WHAT YOU WILL DO >> Look through the material below and report every line that includes "JSON".
|---|
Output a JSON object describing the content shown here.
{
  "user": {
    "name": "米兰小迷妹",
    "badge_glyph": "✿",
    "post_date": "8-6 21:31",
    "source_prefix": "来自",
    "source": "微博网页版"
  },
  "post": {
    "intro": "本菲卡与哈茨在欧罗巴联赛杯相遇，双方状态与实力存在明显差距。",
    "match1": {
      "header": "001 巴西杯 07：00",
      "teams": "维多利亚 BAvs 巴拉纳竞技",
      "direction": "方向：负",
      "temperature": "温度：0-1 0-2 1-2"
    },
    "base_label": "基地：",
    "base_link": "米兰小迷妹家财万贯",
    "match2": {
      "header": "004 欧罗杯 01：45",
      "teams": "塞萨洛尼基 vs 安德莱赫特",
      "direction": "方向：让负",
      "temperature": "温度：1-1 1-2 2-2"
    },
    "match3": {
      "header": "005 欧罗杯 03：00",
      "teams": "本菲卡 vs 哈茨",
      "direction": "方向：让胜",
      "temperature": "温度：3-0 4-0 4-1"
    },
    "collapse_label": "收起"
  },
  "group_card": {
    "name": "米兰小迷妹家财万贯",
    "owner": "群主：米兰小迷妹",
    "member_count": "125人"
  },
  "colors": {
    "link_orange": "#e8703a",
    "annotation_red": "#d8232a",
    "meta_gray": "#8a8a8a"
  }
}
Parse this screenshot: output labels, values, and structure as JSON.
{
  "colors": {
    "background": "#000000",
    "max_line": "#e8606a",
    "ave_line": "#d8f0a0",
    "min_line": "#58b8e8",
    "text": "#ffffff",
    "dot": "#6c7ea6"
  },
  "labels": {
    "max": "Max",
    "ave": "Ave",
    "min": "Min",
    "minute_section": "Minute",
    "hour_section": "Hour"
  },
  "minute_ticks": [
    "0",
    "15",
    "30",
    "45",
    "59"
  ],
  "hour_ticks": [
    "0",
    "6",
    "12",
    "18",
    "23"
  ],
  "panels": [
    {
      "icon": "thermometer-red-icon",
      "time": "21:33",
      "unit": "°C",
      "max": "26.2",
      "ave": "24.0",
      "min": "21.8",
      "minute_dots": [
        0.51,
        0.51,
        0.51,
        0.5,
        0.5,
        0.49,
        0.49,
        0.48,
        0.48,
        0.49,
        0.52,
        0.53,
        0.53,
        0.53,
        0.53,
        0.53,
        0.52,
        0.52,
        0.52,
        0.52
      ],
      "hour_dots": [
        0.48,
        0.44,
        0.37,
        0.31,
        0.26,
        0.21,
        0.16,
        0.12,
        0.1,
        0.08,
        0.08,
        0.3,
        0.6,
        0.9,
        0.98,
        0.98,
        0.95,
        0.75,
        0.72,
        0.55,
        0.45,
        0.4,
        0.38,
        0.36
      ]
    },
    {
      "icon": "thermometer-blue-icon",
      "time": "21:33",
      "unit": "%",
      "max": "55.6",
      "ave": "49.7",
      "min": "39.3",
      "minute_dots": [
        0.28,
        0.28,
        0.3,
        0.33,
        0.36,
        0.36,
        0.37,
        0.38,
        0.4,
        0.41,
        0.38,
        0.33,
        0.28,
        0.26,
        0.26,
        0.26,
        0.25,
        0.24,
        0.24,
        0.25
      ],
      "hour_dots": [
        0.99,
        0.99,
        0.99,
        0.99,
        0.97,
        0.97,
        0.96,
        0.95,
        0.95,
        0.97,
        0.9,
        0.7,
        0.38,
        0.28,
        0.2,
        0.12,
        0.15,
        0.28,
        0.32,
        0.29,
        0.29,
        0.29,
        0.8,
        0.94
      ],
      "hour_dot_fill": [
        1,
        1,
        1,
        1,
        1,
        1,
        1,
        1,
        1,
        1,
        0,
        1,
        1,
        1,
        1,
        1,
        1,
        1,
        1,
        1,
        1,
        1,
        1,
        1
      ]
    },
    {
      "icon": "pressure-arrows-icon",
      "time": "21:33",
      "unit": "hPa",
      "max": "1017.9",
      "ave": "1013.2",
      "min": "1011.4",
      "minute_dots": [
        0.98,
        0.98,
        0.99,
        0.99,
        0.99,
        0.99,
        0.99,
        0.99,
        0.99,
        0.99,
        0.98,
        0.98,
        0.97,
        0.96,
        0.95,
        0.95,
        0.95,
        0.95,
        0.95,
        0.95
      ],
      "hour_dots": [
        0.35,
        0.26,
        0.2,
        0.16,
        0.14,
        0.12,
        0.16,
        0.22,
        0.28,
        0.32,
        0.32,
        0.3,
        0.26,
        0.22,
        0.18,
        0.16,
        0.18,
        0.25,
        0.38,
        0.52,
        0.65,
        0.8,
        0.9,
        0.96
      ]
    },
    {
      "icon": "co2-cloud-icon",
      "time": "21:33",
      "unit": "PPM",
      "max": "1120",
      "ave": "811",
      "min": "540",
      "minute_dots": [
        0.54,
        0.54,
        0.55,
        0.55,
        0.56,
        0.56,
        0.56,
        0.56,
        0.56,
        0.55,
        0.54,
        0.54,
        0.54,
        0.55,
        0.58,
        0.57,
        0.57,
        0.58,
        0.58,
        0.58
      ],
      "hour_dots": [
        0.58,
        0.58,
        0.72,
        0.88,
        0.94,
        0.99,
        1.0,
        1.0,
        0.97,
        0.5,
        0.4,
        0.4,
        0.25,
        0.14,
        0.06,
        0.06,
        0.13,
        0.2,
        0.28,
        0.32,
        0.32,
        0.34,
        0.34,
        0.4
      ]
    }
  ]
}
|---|
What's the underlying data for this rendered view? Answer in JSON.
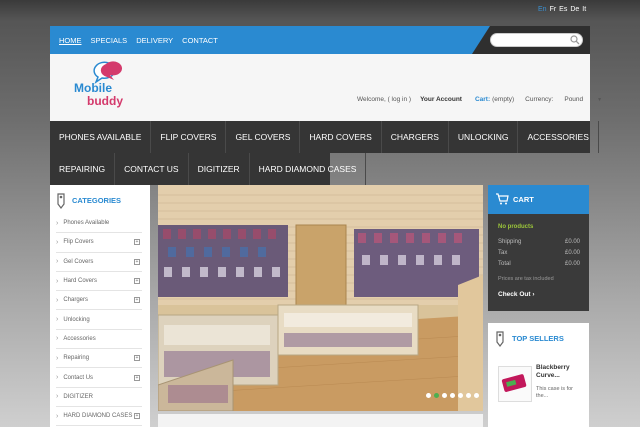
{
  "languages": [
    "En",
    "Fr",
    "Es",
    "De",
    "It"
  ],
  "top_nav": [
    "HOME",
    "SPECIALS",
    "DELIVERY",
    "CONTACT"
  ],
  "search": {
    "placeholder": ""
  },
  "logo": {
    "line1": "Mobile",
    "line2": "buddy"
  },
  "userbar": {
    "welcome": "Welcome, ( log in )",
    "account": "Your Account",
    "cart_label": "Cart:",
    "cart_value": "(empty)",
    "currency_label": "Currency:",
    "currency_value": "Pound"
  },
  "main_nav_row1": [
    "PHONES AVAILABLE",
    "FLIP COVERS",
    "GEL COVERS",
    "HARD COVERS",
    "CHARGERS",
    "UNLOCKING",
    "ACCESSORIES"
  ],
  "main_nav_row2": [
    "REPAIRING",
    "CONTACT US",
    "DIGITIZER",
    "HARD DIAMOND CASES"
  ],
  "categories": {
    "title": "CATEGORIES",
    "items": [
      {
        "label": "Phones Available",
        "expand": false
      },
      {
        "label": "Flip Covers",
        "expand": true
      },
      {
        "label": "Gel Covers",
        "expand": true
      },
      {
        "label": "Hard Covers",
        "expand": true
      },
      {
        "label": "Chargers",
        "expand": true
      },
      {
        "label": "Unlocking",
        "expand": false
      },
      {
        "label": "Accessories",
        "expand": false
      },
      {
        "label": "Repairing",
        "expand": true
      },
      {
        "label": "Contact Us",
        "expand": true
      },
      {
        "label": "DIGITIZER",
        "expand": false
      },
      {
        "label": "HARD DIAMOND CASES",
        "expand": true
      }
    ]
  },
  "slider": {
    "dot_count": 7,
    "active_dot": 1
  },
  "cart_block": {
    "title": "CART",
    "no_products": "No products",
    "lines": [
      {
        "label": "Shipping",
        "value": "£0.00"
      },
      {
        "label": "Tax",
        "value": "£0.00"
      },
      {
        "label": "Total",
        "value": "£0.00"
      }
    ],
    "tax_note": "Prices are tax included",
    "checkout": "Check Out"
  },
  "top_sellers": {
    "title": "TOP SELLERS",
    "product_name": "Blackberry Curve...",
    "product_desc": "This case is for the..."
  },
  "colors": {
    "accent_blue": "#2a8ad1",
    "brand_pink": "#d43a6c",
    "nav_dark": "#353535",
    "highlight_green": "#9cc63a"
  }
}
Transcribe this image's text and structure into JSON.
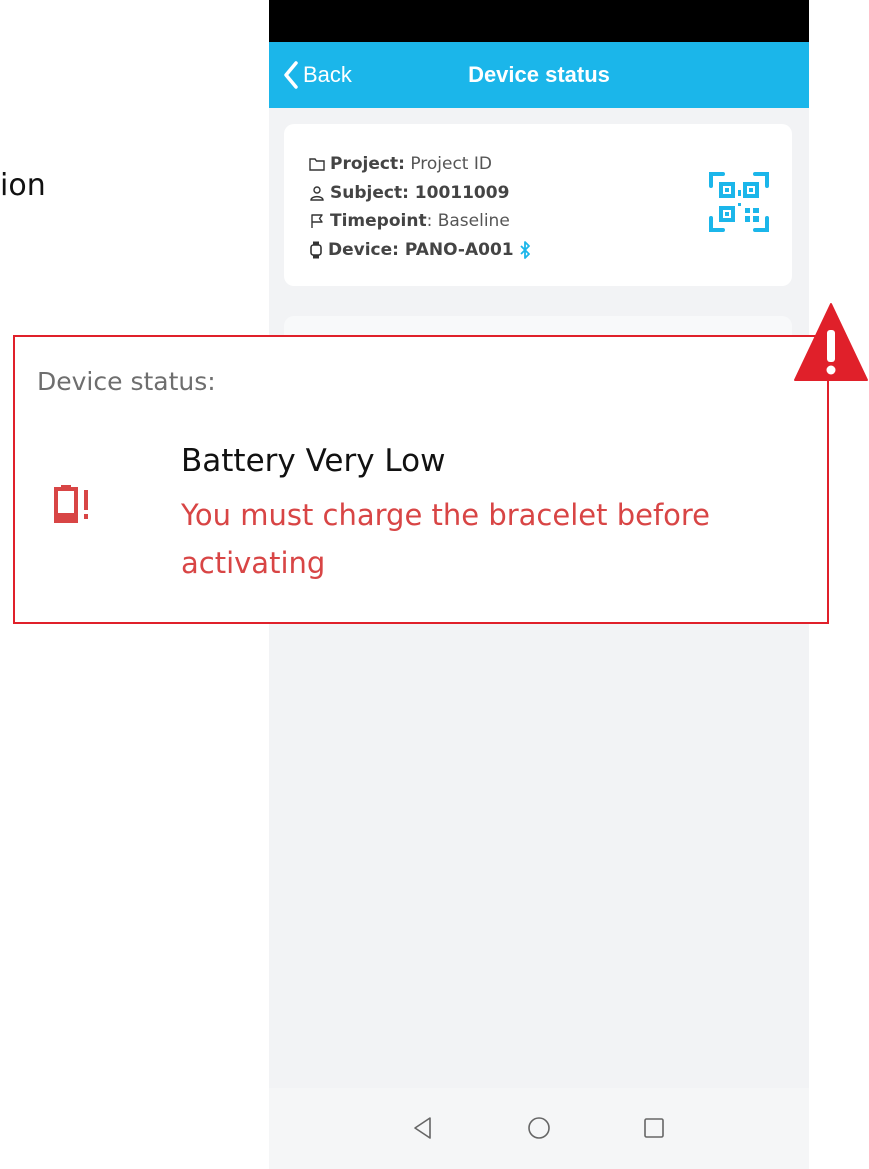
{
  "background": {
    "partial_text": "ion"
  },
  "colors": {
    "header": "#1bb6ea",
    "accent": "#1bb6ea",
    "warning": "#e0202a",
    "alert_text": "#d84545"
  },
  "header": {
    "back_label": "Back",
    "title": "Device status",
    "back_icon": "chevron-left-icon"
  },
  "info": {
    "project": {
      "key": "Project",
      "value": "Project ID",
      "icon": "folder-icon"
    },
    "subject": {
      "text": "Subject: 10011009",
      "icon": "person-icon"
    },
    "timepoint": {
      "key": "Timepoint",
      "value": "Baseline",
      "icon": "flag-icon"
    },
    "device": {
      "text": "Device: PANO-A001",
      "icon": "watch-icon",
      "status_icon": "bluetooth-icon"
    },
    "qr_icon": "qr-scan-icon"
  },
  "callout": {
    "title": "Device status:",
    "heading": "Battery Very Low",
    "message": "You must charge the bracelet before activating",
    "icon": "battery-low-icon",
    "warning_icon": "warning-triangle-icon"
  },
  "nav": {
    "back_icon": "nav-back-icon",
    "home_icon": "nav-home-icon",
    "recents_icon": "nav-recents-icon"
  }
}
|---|
YOUR RESPONSE >>
Output a JSON object describing the content shown here.
Parse this screenshot: output labels, values, and structure as JSON.
What's the underlying data for this rendered view? Answer in JSON.
Transcribe this image's text and structure into JSON.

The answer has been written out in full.